By Lim Jialiang / Photos by Chong Kai Xiong
“Really, I can’t take it.” These words echoed with the quiet dignity and strength of a mother who had lost her son suddenly, and without warning.
On behalf of the family, members of civil society organised a memorial for Dinesh Raman, the twenty-one year old who died in the custody of the Singapore Prison Service in September 2010.
In July, one of the eight prison officers alleged to have systematically assaulted Dinesh was convicted of negligence leading to Dinesh’s death. The State Coroner aborted the Coroner’s inquiry following the conviction.
The circumstances of Dinesh’s death are still shrouded in confusion. The family disputes the cause “positional asphyxiation” and has applied to the High Court for the Coroner’s inquiry to be reopened.
The memorial, attended by about fifty people, opened with a minute of silence followed by a few emotional words managed by Dinesh’s mother and a memorial address by veteran civil society activist and founding member of AWARE, Constance Singam. Dinesh’s mother said simply, “I want to know what was done to my son in prison.”
Constance Singam, a veteran of thirty years’ activism, noted the “senselessness and unfairness” that had surrounded the case. She called for citizens and activists to recognize the solidarity that exists between this case and its implications for the people of Singapore. “No society can call itself civilised, if even one of its citizens suffers an injustice.”
A lack of transparency has become the key feature of the entire case. The account of Dinesh’s death in the mainstream media (as well as numerous government press statements) has given largely contradictory messages leaving the family – and indeed the nation – in serious doubt as to the circumstances of Dinesh’s death.
Those attending the Memorial Service joined the family in their call for a full and frank inquiry.

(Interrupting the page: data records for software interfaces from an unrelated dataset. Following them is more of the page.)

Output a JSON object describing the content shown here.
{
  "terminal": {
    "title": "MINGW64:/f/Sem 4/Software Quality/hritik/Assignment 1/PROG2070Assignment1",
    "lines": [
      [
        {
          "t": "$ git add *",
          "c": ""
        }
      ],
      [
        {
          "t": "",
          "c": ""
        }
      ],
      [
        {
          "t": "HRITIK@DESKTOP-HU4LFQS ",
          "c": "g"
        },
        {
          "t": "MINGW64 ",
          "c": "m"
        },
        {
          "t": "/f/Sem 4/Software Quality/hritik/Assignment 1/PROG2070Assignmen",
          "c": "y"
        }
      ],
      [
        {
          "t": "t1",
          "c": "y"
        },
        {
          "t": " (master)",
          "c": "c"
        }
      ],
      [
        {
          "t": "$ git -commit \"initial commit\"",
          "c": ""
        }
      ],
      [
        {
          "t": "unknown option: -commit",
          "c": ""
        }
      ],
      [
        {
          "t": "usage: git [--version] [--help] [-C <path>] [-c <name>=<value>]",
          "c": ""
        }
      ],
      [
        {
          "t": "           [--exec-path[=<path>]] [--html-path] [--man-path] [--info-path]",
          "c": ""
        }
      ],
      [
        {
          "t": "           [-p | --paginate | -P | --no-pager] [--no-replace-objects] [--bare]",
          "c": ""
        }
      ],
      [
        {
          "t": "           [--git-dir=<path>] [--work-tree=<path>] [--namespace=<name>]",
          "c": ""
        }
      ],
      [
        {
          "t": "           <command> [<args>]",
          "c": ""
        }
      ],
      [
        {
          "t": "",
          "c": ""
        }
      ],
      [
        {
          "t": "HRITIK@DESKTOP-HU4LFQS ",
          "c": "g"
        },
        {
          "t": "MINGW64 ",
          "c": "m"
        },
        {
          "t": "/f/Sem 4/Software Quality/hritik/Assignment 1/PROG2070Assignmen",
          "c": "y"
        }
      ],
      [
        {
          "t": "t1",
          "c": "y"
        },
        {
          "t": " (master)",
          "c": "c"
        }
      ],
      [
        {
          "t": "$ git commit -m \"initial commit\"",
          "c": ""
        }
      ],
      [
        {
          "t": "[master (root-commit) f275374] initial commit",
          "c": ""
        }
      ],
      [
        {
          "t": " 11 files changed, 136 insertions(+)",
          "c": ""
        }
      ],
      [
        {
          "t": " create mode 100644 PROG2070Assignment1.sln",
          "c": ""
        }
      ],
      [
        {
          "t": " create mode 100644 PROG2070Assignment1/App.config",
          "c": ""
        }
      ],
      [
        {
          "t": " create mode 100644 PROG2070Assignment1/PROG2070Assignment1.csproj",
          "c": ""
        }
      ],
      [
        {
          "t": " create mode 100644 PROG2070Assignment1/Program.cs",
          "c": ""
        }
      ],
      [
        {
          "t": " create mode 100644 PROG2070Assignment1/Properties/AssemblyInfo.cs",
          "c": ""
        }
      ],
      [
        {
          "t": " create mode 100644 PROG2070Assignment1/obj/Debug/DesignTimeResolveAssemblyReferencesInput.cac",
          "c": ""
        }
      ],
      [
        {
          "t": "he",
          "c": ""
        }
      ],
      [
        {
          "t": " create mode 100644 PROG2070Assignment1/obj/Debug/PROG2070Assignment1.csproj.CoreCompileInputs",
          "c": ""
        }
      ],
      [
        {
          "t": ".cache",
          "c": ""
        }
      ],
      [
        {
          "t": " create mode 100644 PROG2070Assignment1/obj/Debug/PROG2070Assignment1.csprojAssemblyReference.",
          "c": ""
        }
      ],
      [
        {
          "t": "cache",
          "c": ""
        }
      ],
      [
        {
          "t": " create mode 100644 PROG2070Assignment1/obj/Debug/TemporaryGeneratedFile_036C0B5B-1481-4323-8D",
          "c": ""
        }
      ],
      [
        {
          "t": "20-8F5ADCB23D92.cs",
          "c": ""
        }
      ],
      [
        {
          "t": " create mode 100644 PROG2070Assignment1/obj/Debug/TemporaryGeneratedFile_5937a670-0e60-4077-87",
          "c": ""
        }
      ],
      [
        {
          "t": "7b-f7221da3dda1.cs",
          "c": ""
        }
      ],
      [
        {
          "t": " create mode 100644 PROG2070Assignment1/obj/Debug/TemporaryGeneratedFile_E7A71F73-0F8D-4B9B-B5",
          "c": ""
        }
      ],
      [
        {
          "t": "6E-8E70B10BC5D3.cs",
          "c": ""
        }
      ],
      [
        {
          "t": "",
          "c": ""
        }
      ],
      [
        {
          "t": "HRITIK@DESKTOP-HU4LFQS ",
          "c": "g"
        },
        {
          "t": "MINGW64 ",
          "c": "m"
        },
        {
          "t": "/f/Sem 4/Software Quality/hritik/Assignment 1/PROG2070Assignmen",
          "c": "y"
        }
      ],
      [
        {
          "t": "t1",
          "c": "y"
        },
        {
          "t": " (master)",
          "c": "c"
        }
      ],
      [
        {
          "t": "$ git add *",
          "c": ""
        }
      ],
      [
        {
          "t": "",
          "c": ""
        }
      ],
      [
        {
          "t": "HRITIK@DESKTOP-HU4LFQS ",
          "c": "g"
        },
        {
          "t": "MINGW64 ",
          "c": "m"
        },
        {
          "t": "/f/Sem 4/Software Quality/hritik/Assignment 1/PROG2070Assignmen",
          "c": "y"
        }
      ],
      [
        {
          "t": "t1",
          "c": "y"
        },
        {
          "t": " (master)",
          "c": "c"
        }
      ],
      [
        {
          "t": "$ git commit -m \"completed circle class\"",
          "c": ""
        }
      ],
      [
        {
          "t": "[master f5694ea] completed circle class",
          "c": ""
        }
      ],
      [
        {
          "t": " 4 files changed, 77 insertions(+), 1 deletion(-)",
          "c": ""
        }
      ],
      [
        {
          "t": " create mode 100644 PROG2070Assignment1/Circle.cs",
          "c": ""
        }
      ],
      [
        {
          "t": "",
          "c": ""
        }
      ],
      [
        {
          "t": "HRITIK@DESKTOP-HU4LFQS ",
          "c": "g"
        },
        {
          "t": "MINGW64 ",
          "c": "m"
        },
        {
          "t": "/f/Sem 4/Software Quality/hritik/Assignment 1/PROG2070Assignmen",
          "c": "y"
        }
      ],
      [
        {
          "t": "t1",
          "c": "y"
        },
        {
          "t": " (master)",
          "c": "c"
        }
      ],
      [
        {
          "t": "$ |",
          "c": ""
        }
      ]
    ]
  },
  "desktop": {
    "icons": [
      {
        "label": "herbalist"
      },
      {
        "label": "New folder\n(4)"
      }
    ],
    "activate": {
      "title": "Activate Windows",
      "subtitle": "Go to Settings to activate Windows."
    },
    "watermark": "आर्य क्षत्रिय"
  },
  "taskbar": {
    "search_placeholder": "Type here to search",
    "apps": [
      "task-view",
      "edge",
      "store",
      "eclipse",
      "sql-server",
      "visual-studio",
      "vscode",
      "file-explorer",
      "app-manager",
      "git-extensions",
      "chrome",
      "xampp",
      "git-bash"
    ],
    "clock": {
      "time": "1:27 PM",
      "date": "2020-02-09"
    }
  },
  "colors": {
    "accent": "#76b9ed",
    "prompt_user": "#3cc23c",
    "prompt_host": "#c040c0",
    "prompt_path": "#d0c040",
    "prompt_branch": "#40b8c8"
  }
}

Nina Mercury, who spoke to organisers, wanted to know what happened between the time Dinesh was subdued and when he died. “I am appalled, and I want to know the truth.”
Dinesh’s 28-year old sister added, “What we want is not compensation; what we want is the truth. I want the guys who did this to my brother to be punished because they stole his life. A life that we loved.”